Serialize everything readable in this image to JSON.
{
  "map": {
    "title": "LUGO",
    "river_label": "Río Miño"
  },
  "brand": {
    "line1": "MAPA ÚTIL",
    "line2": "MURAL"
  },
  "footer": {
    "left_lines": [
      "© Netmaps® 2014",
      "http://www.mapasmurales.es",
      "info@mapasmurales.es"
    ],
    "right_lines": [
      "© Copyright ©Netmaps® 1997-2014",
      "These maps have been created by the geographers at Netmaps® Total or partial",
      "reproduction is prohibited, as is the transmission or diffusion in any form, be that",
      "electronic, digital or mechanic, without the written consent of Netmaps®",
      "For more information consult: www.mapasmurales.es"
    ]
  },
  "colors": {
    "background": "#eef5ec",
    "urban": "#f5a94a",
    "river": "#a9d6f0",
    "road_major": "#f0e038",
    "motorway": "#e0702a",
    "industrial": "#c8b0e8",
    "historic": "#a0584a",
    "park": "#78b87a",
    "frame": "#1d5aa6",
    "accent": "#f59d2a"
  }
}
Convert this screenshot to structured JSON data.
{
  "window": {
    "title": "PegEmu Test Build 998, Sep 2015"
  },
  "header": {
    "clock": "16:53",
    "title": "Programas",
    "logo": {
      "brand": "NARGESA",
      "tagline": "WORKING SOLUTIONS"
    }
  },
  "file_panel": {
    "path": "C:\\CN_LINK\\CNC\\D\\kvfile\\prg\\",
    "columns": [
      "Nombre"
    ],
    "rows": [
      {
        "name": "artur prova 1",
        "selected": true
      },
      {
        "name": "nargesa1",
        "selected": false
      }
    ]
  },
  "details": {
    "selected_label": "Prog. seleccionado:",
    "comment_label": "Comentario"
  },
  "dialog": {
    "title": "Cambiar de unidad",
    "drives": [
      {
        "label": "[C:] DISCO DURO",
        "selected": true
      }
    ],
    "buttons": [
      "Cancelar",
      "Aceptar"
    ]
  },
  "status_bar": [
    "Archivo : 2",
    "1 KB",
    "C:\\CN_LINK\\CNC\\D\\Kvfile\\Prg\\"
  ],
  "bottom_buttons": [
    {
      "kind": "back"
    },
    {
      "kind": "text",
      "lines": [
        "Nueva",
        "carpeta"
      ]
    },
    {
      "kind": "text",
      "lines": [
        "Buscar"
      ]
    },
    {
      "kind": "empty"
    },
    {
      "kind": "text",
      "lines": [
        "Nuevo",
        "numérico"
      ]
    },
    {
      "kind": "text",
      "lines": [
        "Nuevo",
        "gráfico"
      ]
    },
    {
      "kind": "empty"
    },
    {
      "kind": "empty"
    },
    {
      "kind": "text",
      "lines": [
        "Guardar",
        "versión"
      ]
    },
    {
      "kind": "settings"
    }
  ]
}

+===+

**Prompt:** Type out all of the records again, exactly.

**Result for this exercise:**
Serialize everything readable in this image to JSON.
{
  "map": {
    "title": "LUGO",
    "river_label": "Río Miño"
  },
  "brand": {
    "line1": "MAPA ÚTIL",
    "line2": "MURAL"
  },
  "footer": {
    "left_lines": [
      "© Netmaps® 2014",
      "http://www.mapasmurales.es",
      "info@mapasmurales.es"
    ],
    "right_lines": [
      "© Copyright ©Netmaps® 1997-2014",
      "These maps have been created by the geographers at Netmaps® Total or partial",
      "reproduction is prohibited, as is the transmission or diffusion in any form, be that",
      "electronic, digital or mechanic, without the written consent of Netmaps®",
      "For more information consult: www.mapasmurales.es"
    ]
  },
  "colors": {
    "background": "#eef5ec",
    "urban": "#f5a94a",
    "river": "#a9d6f0",
    "road_major": "#f0e038",
    "motorway": "#e0702a",
    "industrial": "#c8b0e8",
    "historic": "#a0584a",
    "park": "#78b87a",
    "frame": "#1d5aa6",
    "accent": "#f59d2a"
  }
}
Convert this screenshot to structured JSON data.
{
  "window": {
    "title": "PegEmu Test Build 998, Sep 2015"
  },
  "header": {
    "clock": "16:53",
    "title": "Programas",
    "logo": {
      "brand": "NARGESA",
      "tagline": "WORKING SOLUTIONS"
    }
  },
  "file_panel": {
    "path": "C:\\CN_LINK\\CNC\\D\\kvfile\\prg\\",
    "columns": [
      "Nombre"
    ],
    "rows": [
      {
        "name": "artur prova 1",
        "selected": true
      },
      {
        "name": "nargesa1",
        "selected": false
      }
    ]
  },
  "details": {
    "selected_label": "Prog. seleccionado:",
    "comment_label": "Comentario"
  },
  "dialog": {
    "title": "Cambiar de unidad",
    "drives": [
      {
        "label": "[C:] DISCO DURO",
        "selected": true
      }
    ],
    "buttons": [
      "Cancelar",
      "Aceptar"
    ]
  },
  "status_bar": [
    "Archivo : 2",
    "1 KB",
    "C:\\CN_LINK\\CNC\\D\\Kvfile\\Prg\\"
  ],
  "bottom_buttons": [
    {
      "kind": "back"
    },
    {
      "kind": "text",
      "lines": [
        "Nueva",
        "carpeta"
      ]
    },
    {
      "kind": "text",
      "lines": [
        "Buscar"
      ]
    },
    {
      "kind": "empty"
    },
    {
      "kind": "text",
      "lines": [
        "Nuevo",
        "numérico"
      ]
    },
    {
      "kind": "text",
      "lines": [
        "Nuevo",
        "gráfico"
      ]
    },
    {
      "kind": "empty"
    },
    {
      "kind": "empty"
    },
    {
      "kind": "text",
      "lines": [
        "Guardar",
        "versión"
      ]
    },
    {
      "kind": "settings"
    }
  ]
}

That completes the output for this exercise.